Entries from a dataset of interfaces
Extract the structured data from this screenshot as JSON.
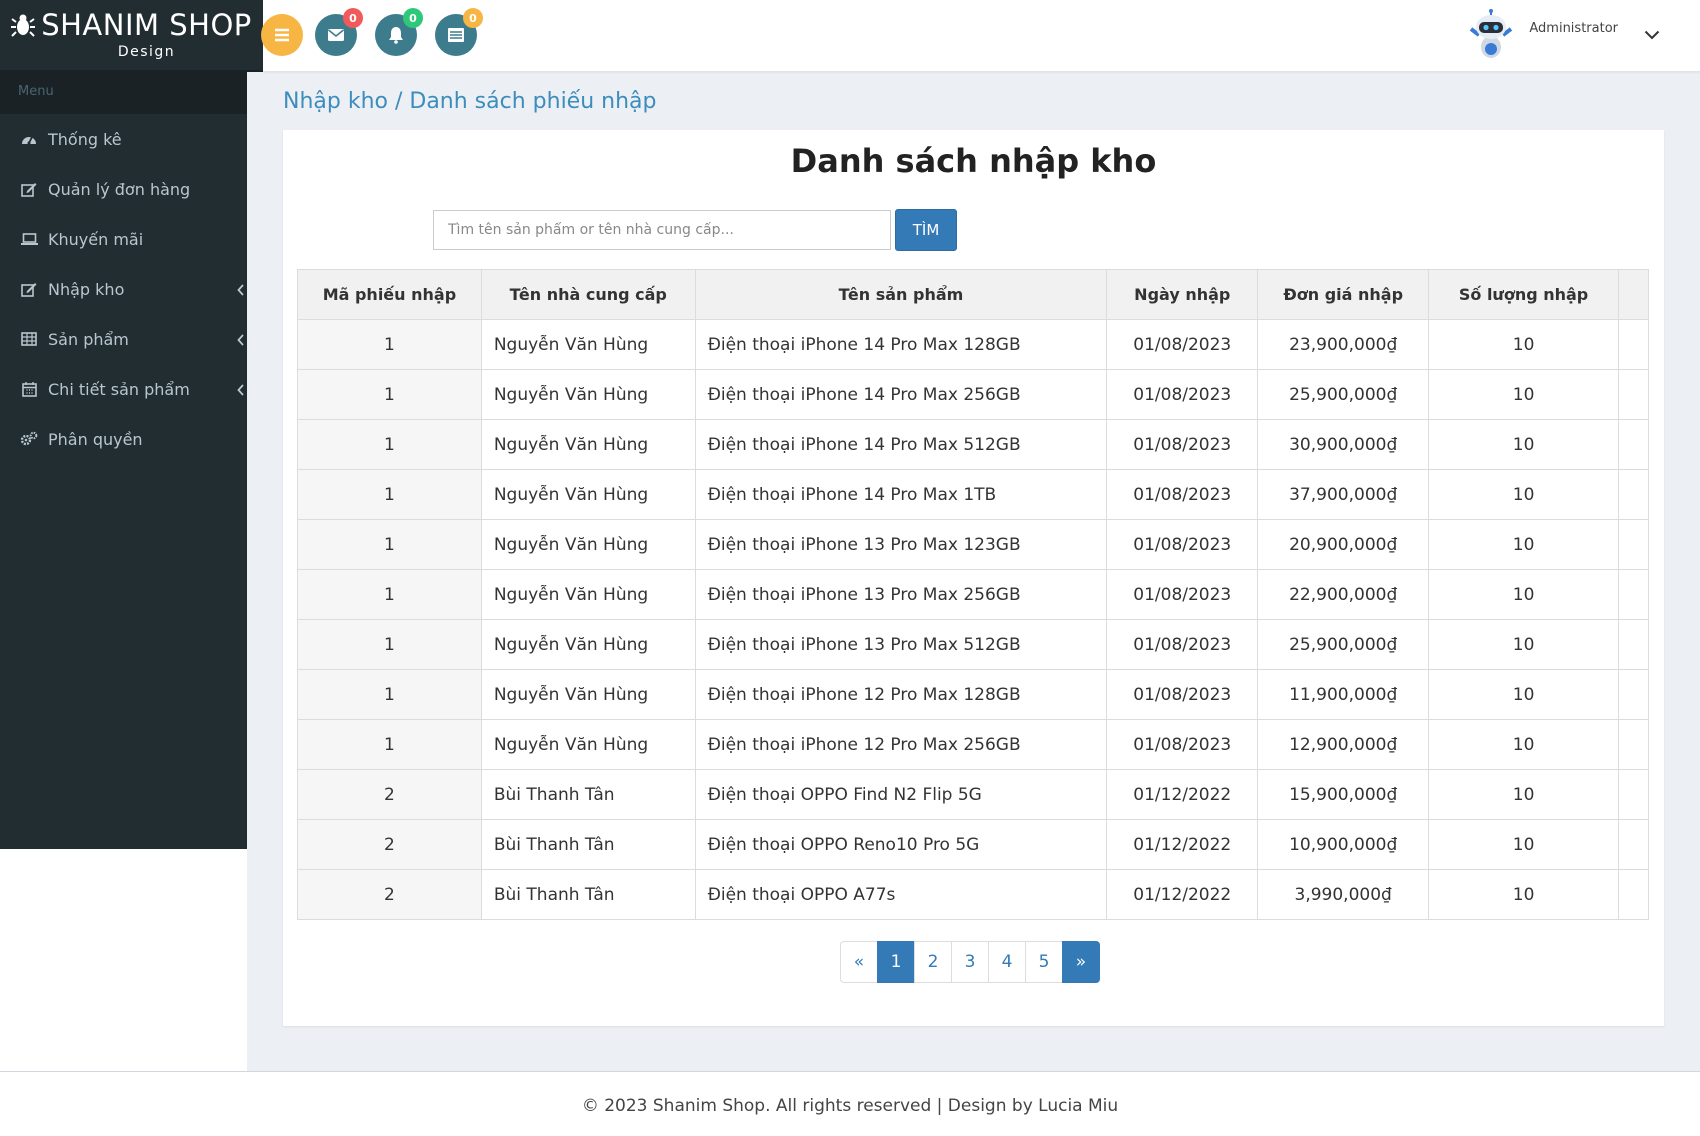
{
  "brand": {
    "title": "SHANIM SHOP",
    "subtitle": "Design"
  },
  "sidebar": {
    "header": "Menu",
    "items": [
      {
        "label": "Thống kê",
        "icon": "dashboard-icon"
      },
      {
        "label": "Quản lý đơn hàng",
        "icon": "edit-icon"
      },
      {
        "label": "Khuyến mãi",
        "icon": "laptop-icon"
      },
      {
        "label": "Nhập kho",
        "icon": "edit-icon",
        "chevron": true
      },
      {
        "label": "Sản phẩm",
        "icon": "table-icon",
        "chevron": true
      },
      {
        "label": "Chi tiết sản phẩm",
        "icon": "calendar-icon",
        "chevron": true
      },
      {
        "label": "Phân quyền",
        "icon": "cogs-icon"
      }
    ]
  },
  "topbar": {
    "badges": {
      "mail": "0",
      "bell": "0",
      "tasks": "0"
    },
    "user_name": "Administrator"
  },
  "breadcrumb": "Nhập kho / Danh sách phiếu nhập",
  "panel": {
    "title": "Danh sách nhập kho",
    "search_placeholder": "Tìm tên sản phẩm or tên nhà cung cấp...",
    "search_button": "TÌM"
  },
  "table": {
    "headers": [
      "Mã phiếu nhập",
      "Tên nhà cung cấp",
      "Tên sản phẩm",
      "Ngày nhập",
      "Đơn giá nhập",
      "Số lượng nhập",
      ""
    ],
    "rows": [
      [
        "1",
        "Nguyễn Văn Hùng",
        "Điện thoại iPhone 14 Pro Max 128GB",
        "01/08/2023",
        "23,900,000₫",
        "10"
      ],
      [
        "1",
        "Nguyễn Văn Hùng",
        "Điện thoại iPhone 14 Pro Max 256GB",
        "01/08/2023",
        "25,900,000₫",
        "10"
      ],
      [
        "1",
        "Nguyễn Văn Hùng",
        "Điện thoại iPhone 14 Pro Max 512GB",
        "01/08/2023",
        "30,900,000₫",
        "10"
      ],
      [
        "1",
        "Nguyễn Văn Hùng",
        "Điện thoại iPhone 14 Pro Max 1TB",
        "01/08/2023",
        "37,900,000₫",
        "10"
      ],
      [
        "1",
        "Nguyễn Văn Hùng",
        "Điện thoại iPhone 13 Pro Max 123GB",
        "01/08/2023",
        "20,900,000₫",
        "10"
      ],
      [
        "1",
        "Nguyễn Văn Hùng",
        "Điện thoại iPhone 13 Pro Max 256GB",
        "01/08/2023",
        "22,900,000₫",
        "10"
      ],
      [
        "1",
        "Nguyễn Văn Hùng",
        "Điện thoại iPhone 13 Pro Max 512GB",
        "01/08/2023",
        "25,900,000₫",
        "10"
      ],
      [
        "1",
        "Nguyễn Văn Hùng",
        "Điện thoại iPhone 12 Pro Max 128GB",
        "01/08/2023",
        "11,900,000₫",
        "10"
      ],
      [
        "1",
        "Nguyễn Văn Hùng",
        "Điện thoại iPhone 12 Pro Max 256GB",
        "01/08/2023",
        "12,900,000₫",
        "10"
      ],
      [
        "2",
        "Bùi Thanh Tân",
        "Điện thoại OPPO Find N2 Flip 5G",
        "01/12/2022",
        "15,900,000₫",
        "10"
      ],
      [
        "2",
        "Bùi Thanh Tân",
        "Điện thoại OPPO Reno10 Pro 5G",
        "01/12/2022",
        "10,900,000₫",
        "10"
      ],
      [
        "2",
        "Bùi Thanh Tân",
        "Điện thoại OPPO A77s",
        "01/12/2022",
        "3,990,000₫",
        "10"
      ]
    ]
  },
  "pagination": {
    "prev": "«",
    "pages": [
      "1",
      "2",
      "3",
      "4",
      "5"
    ],
    "next": "»",
    "active": "1"
  },
  "footer": "© 2023 Shanim Shop. All rights reserved | Design by Lucia Miu",
  "colors": {
    "sidebar": "#222d32",
    "accent": "#337ab7",
    "menu_button": "#f7b543"
  }
}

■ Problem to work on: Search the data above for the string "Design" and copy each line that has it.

■ Exercise response:
    "subtitle": "Design"
  "footer": "© 2023 Shanim Shop. All rights reserved | Design by Lucia Miu",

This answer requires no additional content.